§ Exercise objective: Your answer should consist of the lines in the data below that contain "JSON".

§ Dataset content:
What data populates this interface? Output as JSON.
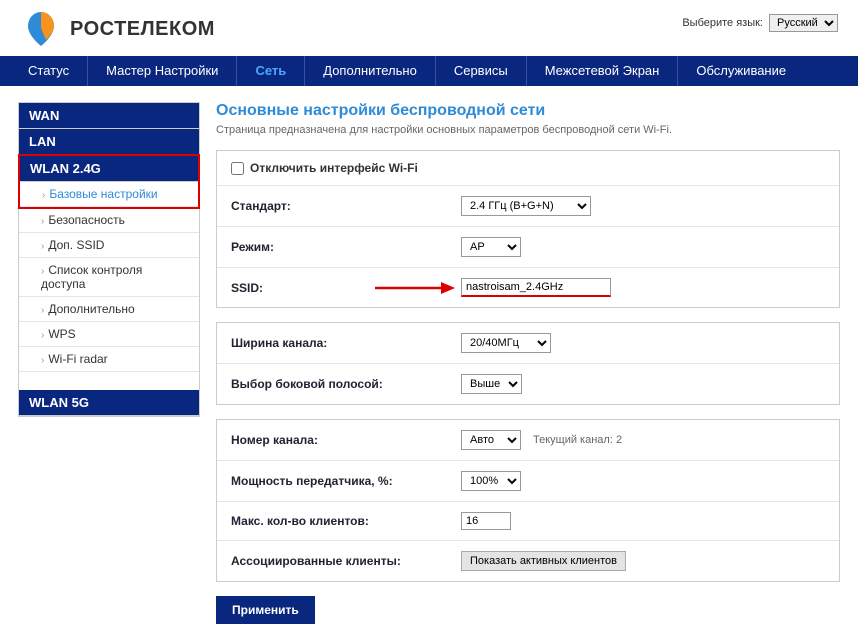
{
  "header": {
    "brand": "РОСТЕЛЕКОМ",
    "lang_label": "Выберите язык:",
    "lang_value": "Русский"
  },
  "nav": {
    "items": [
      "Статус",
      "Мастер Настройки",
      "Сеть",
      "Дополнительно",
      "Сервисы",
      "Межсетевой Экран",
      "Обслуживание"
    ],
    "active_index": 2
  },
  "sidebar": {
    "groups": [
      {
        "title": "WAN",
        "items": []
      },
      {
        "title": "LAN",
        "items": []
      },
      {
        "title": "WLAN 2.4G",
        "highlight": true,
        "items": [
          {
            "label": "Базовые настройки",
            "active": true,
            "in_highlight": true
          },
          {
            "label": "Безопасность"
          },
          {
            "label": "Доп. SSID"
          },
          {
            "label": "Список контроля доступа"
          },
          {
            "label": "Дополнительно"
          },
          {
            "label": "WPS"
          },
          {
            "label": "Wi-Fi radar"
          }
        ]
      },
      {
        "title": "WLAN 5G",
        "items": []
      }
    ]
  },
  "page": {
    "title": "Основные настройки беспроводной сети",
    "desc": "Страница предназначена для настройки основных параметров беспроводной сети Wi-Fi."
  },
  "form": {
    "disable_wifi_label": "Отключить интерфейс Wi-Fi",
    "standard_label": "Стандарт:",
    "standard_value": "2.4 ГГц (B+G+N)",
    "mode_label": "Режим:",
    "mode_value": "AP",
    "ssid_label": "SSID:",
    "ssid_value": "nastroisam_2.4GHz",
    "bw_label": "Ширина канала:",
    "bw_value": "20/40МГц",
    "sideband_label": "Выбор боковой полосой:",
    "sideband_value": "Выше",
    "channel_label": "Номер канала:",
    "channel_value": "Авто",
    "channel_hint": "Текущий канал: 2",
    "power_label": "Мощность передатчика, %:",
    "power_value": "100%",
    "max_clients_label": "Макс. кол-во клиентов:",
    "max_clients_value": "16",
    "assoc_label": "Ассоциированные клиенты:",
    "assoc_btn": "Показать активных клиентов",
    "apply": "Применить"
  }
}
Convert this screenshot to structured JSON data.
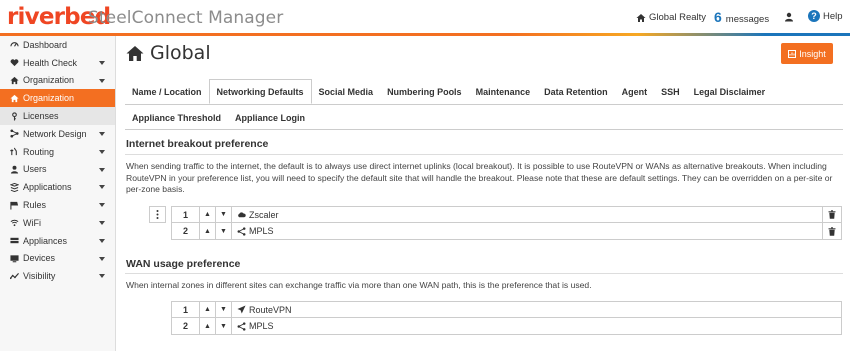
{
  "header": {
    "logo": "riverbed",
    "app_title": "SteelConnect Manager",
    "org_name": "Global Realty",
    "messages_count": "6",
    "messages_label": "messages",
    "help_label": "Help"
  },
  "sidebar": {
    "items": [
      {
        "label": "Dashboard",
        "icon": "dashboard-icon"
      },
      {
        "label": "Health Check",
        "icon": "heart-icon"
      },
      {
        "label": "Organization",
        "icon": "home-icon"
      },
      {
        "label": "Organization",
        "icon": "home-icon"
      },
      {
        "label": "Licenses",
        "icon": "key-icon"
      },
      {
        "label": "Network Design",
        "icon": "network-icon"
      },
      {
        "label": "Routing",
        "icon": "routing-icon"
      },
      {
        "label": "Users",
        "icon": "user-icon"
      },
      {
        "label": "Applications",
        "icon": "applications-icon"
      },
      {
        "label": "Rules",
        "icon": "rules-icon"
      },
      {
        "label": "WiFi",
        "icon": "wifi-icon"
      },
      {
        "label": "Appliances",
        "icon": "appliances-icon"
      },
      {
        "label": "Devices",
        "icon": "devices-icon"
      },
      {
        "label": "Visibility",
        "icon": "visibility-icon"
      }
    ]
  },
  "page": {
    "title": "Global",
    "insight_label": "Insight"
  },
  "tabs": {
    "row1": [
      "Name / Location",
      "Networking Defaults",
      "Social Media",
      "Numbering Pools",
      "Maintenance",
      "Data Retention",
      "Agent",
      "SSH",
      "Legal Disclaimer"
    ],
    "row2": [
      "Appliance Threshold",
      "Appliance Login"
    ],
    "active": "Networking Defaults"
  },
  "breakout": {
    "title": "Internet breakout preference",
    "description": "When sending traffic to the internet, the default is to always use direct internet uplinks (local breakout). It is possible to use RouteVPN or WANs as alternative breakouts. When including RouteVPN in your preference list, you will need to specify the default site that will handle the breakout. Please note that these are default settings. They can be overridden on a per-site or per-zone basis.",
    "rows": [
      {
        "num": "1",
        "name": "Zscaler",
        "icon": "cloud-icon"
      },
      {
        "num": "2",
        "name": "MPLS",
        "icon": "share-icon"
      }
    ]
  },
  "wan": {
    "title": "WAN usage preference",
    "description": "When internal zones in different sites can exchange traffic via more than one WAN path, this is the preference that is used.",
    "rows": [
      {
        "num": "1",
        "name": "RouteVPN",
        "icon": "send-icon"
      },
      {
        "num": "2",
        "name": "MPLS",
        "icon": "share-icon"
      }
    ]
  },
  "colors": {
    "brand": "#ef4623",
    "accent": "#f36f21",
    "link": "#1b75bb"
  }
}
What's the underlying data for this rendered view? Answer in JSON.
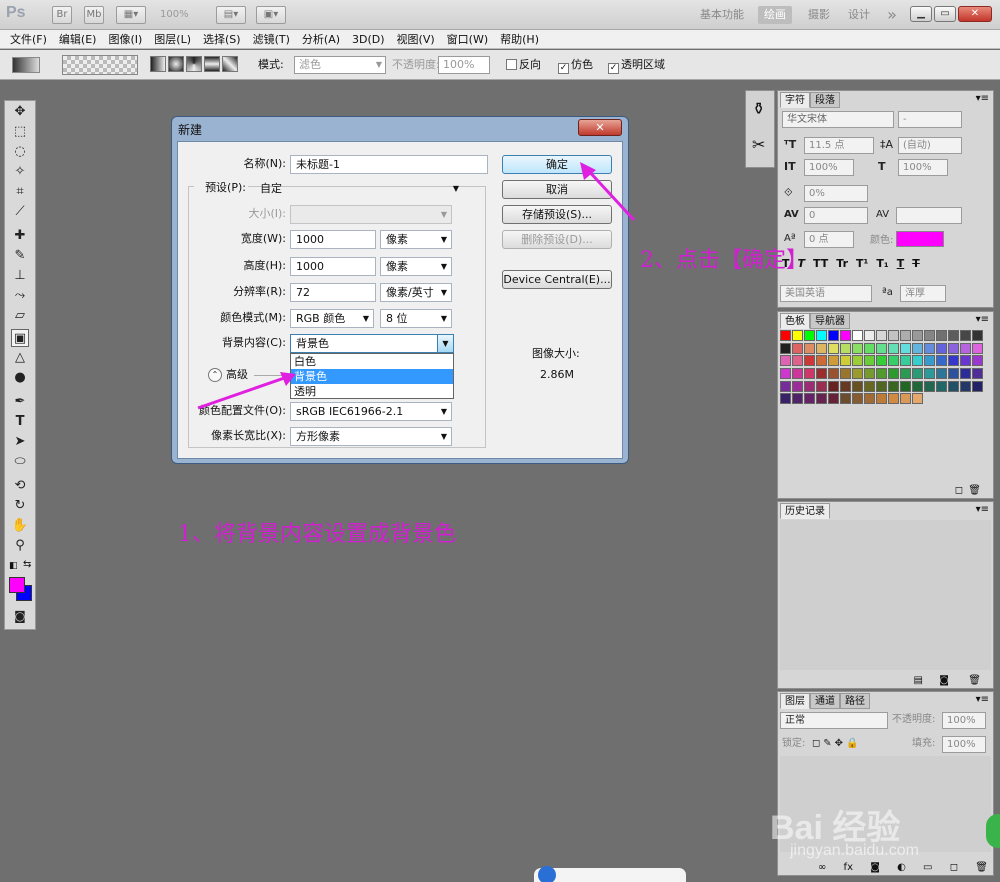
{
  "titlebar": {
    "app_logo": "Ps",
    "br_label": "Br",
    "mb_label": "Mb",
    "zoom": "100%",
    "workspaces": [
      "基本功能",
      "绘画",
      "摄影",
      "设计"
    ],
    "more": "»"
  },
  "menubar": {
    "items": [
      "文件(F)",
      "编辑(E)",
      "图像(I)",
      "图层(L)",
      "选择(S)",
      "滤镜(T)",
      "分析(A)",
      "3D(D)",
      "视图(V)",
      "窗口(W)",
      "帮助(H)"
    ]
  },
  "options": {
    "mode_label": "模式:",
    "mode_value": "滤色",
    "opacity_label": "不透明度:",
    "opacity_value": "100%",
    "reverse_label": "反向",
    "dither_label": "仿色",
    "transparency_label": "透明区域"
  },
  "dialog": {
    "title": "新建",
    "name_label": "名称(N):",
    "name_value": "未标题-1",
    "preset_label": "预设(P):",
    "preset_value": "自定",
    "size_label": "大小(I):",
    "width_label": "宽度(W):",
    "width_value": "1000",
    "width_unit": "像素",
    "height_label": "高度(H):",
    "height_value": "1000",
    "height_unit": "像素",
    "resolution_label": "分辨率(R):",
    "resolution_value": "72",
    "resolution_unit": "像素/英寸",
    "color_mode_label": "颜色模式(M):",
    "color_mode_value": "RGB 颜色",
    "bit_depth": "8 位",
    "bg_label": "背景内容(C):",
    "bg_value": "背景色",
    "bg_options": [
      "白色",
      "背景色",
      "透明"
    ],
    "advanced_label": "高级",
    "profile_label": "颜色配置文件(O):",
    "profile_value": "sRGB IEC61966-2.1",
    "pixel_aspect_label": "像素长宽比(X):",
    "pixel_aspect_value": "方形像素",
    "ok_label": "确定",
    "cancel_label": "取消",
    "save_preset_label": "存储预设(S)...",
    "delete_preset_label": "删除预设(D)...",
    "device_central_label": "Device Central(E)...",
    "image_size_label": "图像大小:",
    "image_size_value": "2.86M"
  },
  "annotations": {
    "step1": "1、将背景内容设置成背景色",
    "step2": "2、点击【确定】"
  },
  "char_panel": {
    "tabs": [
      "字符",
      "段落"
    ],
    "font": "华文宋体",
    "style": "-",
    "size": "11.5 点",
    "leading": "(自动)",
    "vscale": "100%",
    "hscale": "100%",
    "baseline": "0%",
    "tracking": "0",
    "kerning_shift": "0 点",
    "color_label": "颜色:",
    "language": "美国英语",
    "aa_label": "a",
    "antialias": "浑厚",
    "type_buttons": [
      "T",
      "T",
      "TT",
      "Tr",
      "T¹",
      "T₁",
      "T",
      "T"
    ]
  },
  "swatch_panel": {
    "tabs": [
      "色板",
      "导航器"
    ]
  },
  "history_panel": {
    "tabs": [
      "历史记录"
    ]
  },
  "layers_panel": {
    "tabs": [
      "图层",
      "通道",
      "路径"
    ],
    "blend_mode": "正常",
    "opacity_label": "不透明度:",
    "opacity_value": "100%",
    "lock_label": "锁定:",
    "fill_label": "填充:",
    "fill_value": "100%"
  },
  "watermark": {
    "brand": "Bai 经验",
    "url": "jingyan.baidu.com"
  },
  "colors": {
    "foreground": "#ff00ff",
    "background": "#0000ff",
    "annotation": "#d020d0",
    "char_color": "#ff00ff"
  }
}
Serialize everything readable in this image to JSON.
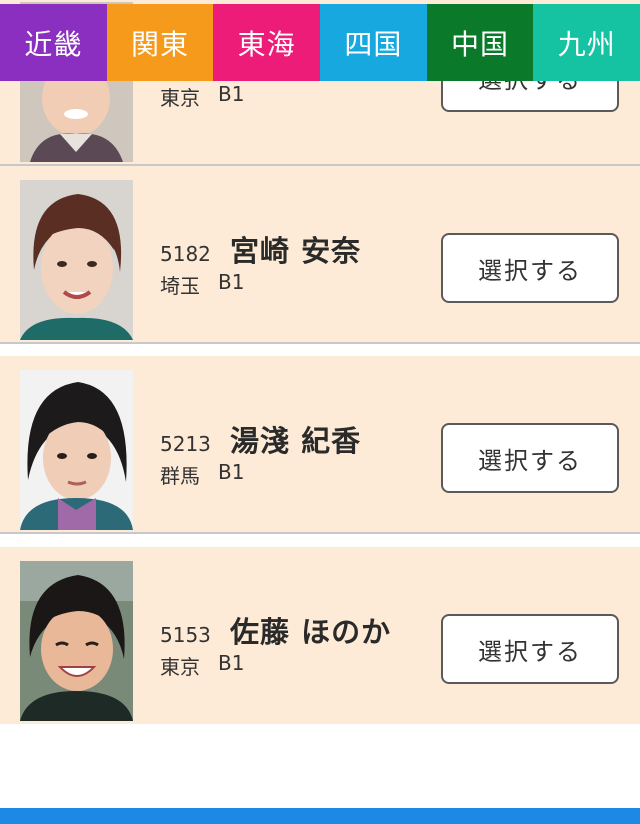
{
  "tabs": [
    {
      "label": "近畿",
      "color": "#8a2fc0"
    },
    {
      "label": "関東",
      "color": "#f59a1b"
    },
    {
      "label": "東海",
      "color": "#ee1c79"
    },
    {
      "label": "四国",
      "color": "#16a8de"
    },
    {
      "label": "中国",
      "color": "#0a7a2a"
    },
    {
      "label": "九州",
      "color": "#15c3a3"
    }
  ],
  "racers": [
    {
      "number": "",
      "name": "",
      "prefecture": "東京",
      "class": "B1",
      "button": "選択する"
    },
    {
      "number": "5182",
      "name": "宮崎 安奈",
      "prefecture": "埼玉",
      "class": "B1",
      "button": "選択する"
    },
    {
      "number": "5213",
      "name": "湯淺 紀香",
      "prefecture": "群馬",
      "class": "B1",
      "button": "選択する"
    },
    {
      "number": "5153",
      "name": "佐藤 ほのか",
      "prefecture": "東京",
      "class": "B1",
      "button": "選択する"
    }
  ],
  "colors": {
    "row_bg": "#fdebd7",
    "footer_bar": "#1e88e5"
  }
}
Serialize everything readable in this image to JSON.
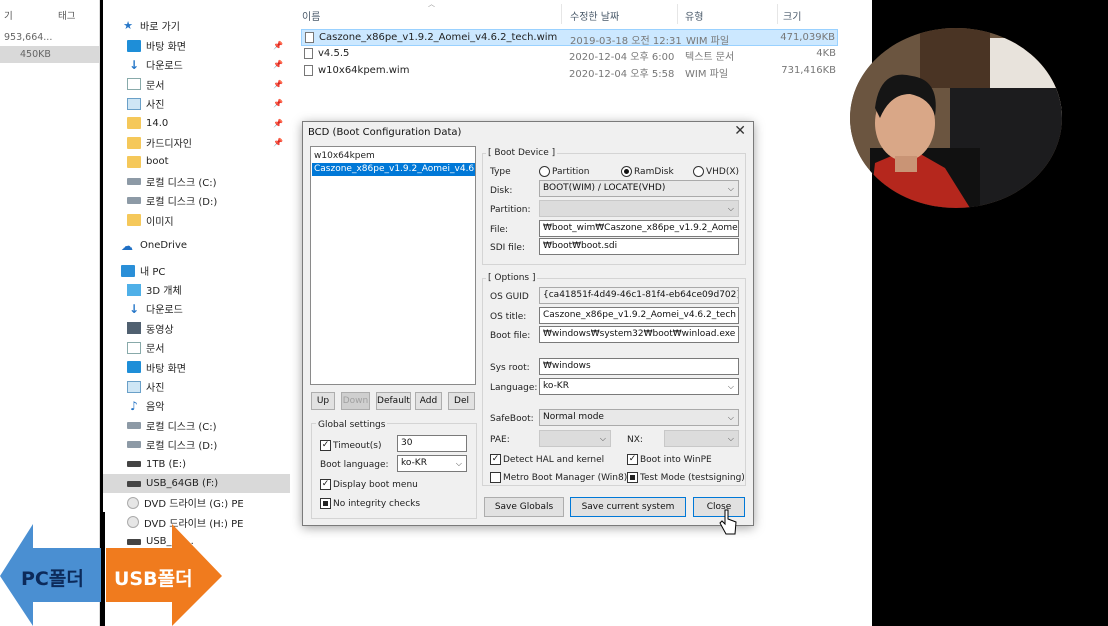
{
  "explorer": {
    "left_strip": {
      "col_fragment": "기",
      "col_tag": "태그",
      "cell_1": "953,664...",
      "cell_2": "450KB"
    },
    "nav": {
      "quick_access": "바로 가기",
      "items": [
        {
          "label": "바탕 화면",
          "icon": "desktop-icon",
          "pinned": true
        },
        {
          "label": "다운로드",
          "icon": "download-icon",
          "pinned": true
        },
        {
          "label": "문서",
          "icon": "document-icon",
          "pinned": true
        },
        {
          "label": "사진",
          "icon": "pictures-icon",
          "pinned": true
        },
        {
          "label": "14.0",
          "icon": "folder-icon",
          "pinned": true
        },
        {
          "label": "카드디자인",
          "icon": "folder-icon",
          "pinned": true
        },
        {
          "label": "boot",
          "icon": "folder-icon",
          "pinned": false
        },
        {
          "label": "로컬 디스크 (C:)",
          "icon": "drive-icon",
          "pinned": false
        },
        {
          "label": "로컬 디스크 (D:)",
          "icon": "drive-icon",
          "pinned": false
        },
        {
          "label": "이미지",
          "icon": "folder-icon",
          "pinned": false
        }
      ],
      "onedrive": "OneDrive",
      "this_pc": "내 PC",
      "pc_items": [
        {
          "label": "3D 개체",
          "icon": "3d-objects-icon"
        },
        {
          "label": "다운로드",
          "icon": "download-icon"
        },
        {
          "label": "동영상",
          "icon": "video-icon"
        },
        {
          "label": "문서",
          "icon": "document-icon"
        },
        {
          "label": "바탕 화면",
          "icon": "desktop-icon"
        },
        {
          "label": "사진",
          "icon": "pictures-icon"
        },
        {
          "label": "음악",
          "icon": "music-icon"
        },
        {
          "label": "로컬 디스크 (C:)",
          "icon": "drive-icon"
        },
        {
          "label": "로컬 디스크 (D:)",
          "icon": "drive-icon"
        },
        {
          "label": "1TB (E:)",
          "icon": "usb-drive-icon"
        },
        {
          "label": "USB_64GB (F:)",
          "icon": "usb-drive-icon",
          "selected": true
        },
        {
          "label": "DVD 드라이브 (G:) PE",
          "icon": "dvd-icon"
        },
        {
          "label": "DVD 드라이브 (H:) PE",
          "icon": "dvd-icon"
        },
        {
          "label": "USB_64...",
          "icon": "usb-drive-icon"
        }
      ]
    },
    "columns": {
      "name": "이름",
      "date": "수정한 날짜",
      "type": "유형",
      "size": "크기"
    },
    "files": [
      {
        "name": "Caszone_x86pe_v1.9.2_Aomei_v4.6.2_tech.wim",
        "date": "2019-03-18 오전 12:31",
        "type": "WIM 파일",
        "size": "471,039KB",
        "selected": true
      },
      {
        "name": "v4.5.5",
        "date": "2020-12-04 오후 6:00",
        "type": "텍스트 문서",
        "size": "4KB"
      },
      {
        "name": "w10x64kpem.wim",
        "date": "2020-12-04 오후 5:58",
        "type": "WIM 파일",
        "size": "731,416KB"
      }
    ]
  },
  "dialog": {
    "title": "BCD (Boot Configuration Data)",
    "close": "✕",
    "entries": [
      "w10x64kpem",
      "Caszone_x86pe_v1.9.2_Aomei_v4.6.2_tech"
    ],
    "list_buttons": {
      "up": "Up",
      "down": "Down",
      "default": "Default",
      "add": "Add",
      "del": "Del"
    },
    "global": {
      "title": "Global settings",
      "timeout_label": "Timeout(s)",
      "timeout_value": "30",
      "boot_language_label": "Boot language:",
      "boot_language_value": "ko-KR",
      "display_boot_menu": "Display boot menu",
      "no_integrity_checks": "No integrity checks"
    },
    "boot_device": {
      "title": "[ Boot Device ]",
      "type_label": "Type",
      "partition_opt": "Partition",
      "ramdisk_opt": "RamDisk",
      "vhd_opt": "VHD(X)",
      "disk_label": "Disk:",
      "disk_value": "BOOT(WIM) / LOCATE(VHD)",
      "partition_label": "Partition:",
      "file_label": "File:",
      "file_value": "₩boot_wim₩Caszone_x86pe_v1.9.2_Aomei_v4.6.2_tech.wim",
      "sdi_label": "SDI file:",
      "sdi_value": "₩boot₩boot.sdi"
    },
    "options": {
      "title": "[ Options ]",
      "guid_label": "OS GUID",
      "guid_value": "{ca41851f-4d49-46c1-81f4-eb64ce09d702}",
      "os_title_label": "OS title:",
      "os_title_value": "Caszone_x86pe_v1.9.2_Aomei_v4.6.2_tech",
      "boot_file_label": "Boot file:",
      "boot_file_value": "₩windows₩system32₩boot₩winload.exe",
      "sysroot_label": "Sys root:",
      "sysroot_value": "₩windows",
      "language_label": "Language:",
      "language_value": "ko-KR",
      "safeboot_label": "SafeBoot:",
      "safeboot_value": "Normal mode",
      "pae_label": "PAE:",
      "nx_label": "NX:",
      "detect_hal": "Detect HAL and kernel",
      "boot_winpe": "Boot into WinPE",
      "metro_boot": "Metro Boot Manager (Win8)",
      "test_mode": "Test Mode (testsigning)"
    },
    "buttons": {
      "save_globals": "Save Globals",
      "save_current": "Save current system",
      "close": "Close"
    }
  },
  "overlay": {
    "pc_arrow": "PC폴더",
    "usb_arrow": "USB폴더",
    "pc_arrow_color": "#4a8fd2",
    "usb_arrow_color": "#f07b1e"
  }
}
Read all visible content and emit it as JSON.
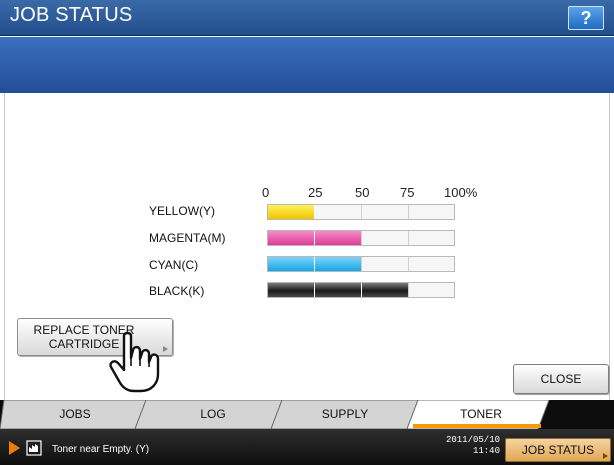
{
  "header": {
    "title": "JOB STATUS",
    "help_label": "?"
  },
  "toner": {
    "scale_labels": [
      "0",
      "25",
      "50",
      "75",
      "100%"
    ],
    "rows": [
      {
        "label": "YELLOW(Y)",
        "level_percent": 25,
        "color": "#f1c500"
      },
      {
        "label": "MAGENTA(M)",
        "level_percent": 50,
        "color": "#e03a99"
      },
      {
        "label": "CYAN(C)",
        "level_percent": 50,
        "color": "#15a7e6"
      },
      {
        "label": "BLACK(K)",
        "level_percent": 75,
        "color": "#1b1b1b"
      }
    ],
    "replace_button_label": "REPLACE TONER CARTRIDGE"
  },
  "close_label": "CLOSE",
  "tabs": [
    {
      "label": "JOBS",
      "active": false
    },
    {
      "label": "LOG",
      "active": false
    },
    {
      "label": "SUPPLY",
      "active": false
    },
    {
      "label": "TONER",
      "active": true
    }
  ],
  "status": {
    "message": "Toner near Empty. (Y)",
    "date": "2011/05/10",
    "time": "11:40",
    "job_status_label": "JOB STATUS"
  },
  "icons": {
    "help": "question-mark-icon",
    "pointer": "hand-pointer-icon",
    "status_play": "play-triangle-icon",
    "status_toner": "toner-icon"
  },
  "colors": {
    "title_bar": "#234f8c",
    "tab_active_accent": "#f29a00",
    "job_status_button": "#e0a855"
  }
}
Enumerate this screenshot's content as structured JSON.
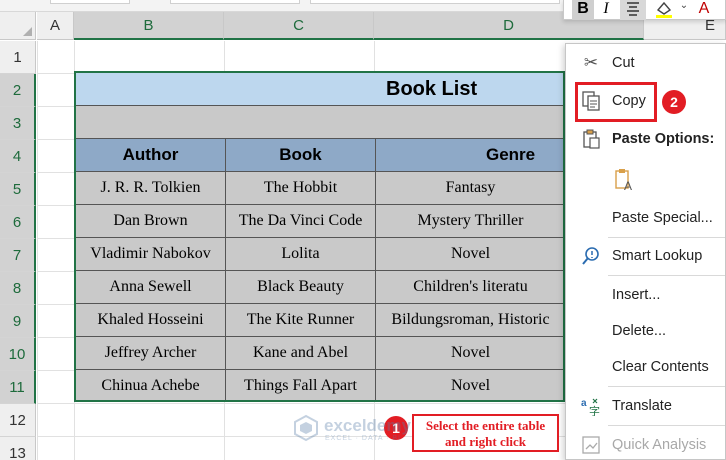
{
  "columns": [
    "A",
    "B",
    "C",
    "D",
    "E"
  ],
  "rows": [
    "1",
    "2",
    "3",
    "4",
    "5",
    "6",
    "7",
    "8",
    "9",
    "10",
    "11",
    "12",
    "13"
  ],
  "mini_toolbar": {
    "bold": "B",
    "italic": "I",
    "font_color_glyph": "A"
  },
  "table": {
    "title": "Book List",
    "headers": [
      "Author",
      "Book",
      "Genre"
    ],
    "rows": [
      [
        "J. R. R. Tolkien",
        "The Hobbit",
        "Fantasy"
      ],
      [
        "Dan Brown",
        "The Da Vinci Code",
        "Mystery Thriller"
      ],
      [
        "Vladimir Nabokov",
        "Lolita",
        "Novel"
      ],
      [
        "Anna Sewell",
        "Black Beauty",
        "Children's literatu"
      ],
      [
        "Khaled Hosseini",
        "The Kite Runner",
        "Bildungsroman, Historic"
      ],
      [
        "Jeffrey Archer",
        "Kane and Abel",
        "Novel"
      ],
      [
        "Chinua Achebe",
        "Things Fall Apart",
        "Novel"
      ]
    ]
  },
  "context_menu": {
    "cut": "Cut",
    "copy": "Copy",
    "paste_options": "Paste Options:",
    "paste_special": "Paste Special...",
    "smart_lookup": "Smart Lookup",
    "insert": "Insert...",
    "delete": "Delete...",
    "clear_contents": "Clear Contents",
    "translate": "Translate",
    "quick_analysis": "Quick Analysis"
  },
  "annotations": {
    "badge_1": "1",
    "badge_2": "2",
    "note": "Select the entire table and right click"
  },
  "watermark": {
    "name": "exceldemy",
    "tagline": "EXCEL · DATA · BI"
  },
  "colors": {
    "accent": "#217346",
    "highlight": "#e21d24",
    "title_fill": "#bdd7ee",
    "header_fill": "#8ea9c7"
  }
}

§ The completed task:
What data populates this interface? Output as JSON.
Convert this screenshot to structured JSON data.
What's the underlying data for this rendered view? Answer in JSON.
Serialize everything readable in this image to JSON.
Serialize everything readable in this image to JSON.
Read all visible content and emit it as JSON.
Enumerate this screenshot's content as structured JSON.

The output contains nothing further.